A Roman gold coin depicting the Emperor Nero, dated to 56 CE was discovered in summer, 2016 at UNC Charlotte's archaeolgocial excavation at Jerusalem's Mt. Zion. Credit Shimon Gibson

A Team of archaeologists from UNC Charlotte have made a first-of-its-kind find.

The team found this rare Roman coin in Jerusalem with the image of the Roman Emperor Nero on Mount Zion.

It dates back about 1900 years, but that's not even the most impressive part.

The team says the discovery is the first time a coin of this kind has turned up in Jerusalem in a scientific dig.

"The coin is exceptional," said archaeologist Dr. Shimon Gibson, "because this is the first time that a coin of this kind has turned up in Jerusalem in a scientific dig. Coins of this type are usually only found in private collections, where we don't have clear evidence as to place of origin."

It was found earlier this summer near villas that may have been the homes of wealthy Jewish residents of the time.

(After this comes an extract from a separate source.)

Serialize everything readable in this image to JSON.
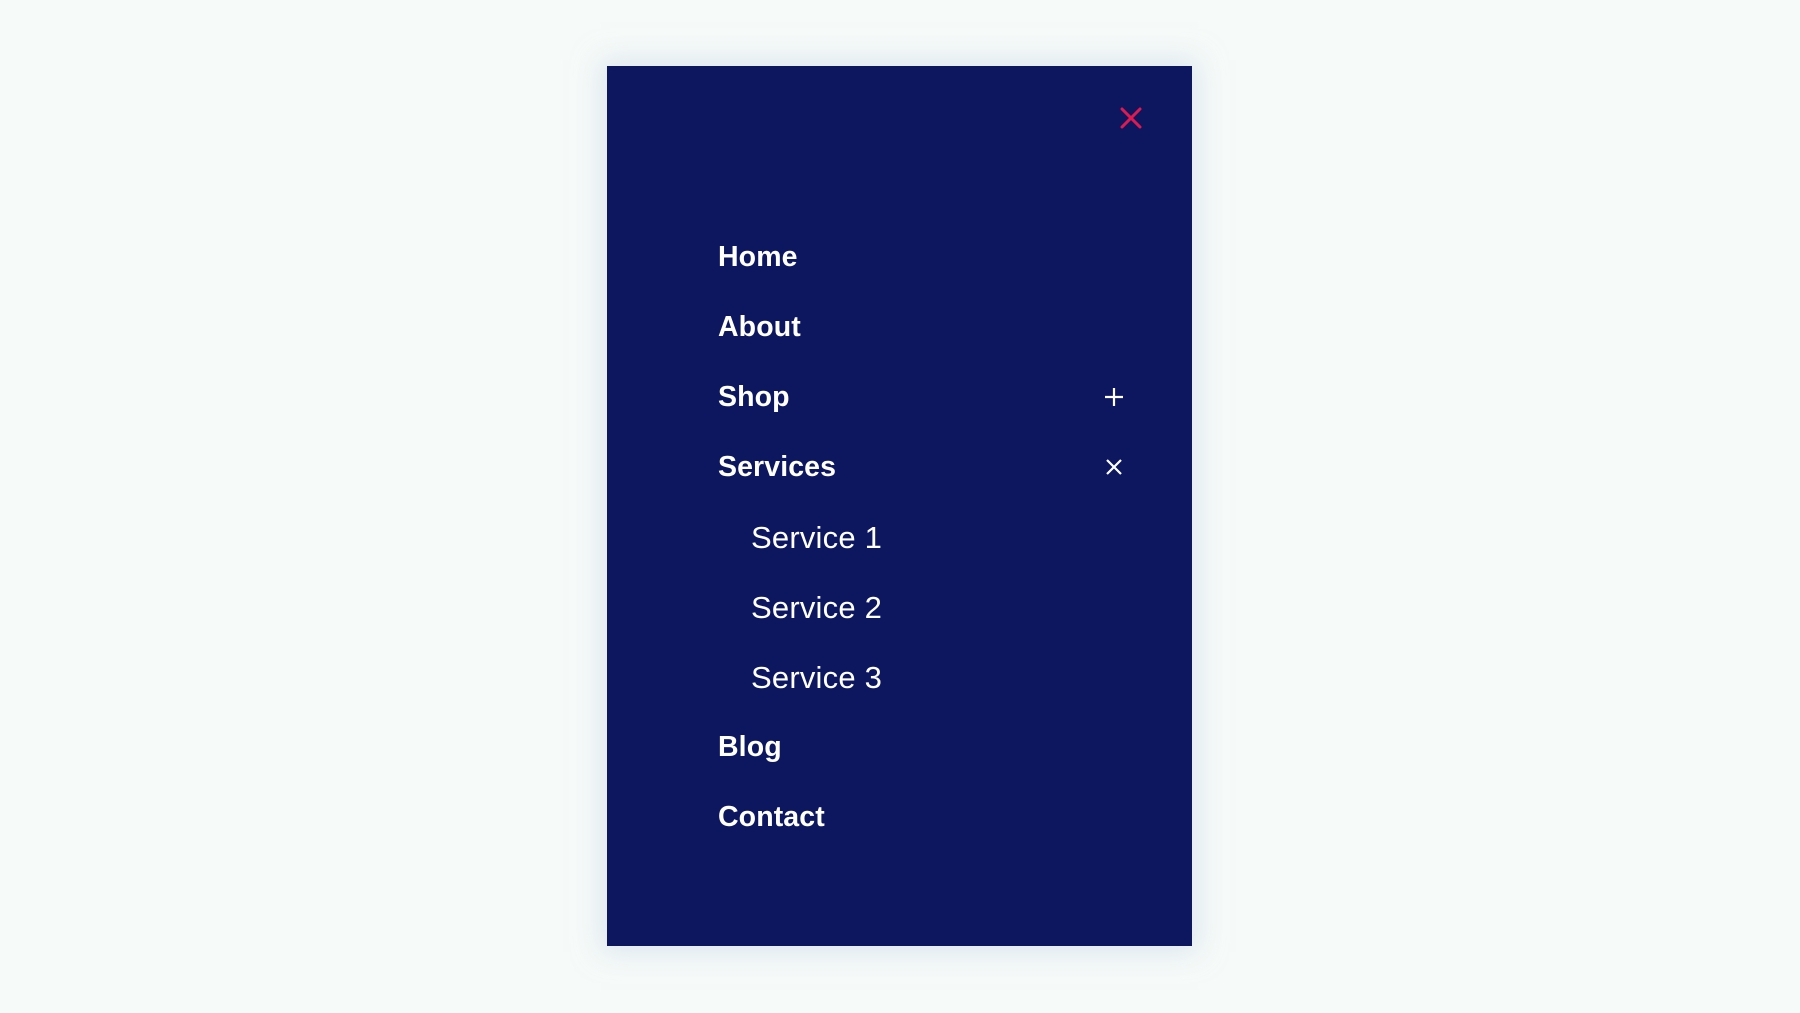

The gold coin (aureus) bears the bare-headed portrait of the young Nero as Caesar. The lettering around the edge of the coin reads: NERO CAESAR AVG IMP. On the reverse of the coin is a depiction of an oak wreath containing the letters "EX S C," with the surrounding inscription "PONTIF MAX TR P III." Importantly, these inscriptions help to work out the date when the coin was struck as 56/57 AD. Identification of the coin was made by the historian and numismatist, Dr. David Jacobson from London.
Archaeologist say they also found the rooms of a large mansion and even a ritual pool.